Welcome to the community of Williams families.
As the father of three very recent Williams graduates, I’ve witnessed from a front-row seat the intellectual and personal growth that transforms young adults at this extraordinary college.
And I’ve learned that we have a hugely important role to play in our students’ college experience. After all, we know them—and they know us—better than anyone.
As they have all their lives, our students may naturally come to us first for help at Williams. (“I got a C on my first paper!” “My roommate sleeps with all the lights on!”) Our own first response may be to “fix it.”
This is our moment to step up by stepping back. It’s important to let our children navigate their own, sometimes delightfully unpredictable, paths through college. Here are ways to help them do so:

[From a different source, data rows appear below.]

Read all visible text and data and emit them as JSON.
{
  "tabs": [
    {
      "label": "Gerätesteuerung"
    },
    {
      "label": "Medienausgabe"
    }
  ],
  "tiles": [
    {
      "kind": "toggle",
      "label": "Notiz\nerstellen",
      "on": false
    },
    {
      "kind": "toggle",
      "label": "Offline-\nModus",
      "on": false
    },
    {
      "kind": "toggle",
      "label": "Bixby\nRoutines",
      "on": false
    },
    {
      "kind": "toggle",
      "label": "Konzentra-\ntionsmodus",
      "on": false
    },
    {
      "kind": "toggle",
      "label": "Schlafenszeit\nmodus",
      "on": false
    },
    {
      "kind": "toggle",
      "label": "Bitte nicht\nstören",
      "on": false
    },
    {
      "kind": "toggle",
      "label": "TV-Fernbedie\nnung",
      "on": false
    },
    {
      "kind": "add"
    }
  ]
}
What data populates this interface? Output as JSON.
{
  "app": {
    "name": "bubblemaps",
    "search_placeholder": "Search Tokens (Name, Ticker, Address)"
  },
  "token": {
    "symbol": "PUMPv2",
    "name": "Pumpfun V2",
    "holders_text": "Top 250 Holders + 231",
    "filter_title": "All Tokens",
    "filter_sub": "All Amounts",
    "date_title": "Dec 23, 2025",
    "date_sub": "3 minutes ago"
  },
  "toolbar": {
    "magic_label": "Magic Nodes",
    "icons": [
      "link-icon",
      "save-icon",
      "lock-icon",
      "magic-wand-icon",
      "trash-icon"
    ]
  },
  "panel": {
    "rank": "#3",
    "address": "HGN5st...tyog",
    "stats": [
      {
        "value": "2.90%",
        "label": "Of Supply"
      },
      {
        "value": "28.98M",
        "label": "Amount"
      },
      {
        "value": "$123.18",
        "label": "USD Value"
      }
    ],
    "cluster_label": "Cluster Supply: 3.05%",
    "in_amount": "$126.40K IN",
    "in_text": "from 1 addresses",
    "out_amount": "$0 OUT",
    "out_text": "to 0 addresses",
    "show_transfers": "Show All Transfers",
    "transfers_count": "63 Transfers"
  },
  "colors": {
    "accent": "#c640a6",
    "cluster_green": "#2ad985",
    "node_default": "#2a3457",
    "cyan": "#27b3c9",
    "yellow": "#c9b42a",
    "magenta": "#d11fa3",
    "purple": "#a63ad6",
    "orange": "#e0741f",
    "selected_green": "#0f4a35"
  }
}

to a professor, a dean, a counselor, a coach, an academic support specialist, a chaplain). Williams is filled with spectacularly qualified, deeply dedicated faculty and staff whose jobs are to support students in every way possible to get the most out of their undergraduate experience. Encourage your student to get to know at least one faculty member well enough to feel entirely comfortable asking for a graduate school or job recommendation—and to befriend one adult on campus with whom they can be completely themselves.
...and our educational commitment to support our students’ transition to independent adulthood. Just as they are now responsible for waking themselves up in time for class, organizing their own time to meet their academic and extracurricular commitments, and learning to live in close quarters with people often very different from themselves, they are also responsible for deciding when and with whom they share personal information.
and share what we’ve learned with our students. Taking classes outside their comfort zones, studying away, exploring a new personal interest or hobby, exploring Williams’ beautiful natural surroundings, and getting engaged in the local community are only some of the ways our students can learn and grow beyond their wildest expectations.
Unlike hometown peer relationships, the ones formed at Williams are between students who also live with each other in close quarters on a small campus.
Students learn so much from each other in this unique campus environment that we often refer to it as the “second-half” of a Williams education—one that broadens perspective, deepens understanding, and increases empathy in ways that serve students well throughout their lives. Most of our alumni cite fellow Williams students among their very best friends and those with whom they’ve had very meaningful relationships.
But that doesn’t mean all Williams personal relationships are easy or simple. Roommates, classmates, teammates, close pals, and intimate partners all present challenges at one time or another, particularly within such a diverse student population during the deeply formative years between 18 and 23.
Williams takes these relationships seriously and sets clear expectations for the ways in which students conduct themselves with one another. You can help your student flourish at Williams, and contribute to the health and wellbeing of the student community, by talking to them about expectations and challenges around peer relationships in college.
Here are some simple “starter” questions:
- Who do you know now, in our family or hometown community, who’s deeply respectful of others?
- What are some of the ways you show someone you respect them?
- If you saw someone treating a new friend in a way that’s unacceptable, how would you respond?
- Where would you go at Williams if you wanted to talk about these kinds of things?
The Williams answer to this last one is “to any one of dozens and dozens of adults on campus who are trained and prepared to do so. Your student can find these people in the Dean’s Office, Integrative Wellbeing Services, the Chaplains’ Office, and in many other places here.
And encourage your student to explore Williams’ Rape, Sexual Assault, and Sexual Misconduct Policies.
The Center for Academic Resources houses a number of services and programs designed to support students’ academic and intellectual engagement and to help them take full advantage of the curriculum.
The ’68 Center for Career Exploration is a one-stop shop for career exploration, internship and job searching, resume critiques, interviewing advice and networking. From first-year students to seniors ready for their first jobour staff is here to help them define and reach their greatest career potential.
Many students say that studying away marks the high point of their Williams careers—real adventures resulting in profound personal change.
From making the most of college to raising an adult to "letting go," these titles have been hugely helpful to many Williams families.
Beyond partnering with us in your own student’s Williams education, we invite you to contribute your experience, skill, and resources to improving the Williams experience for all of our students.
Again, welcome to the Williams community. We’re delighted to have your student—and you—join us.
Rob White P’11, P’13, P’17
Director of Parent and Family Programs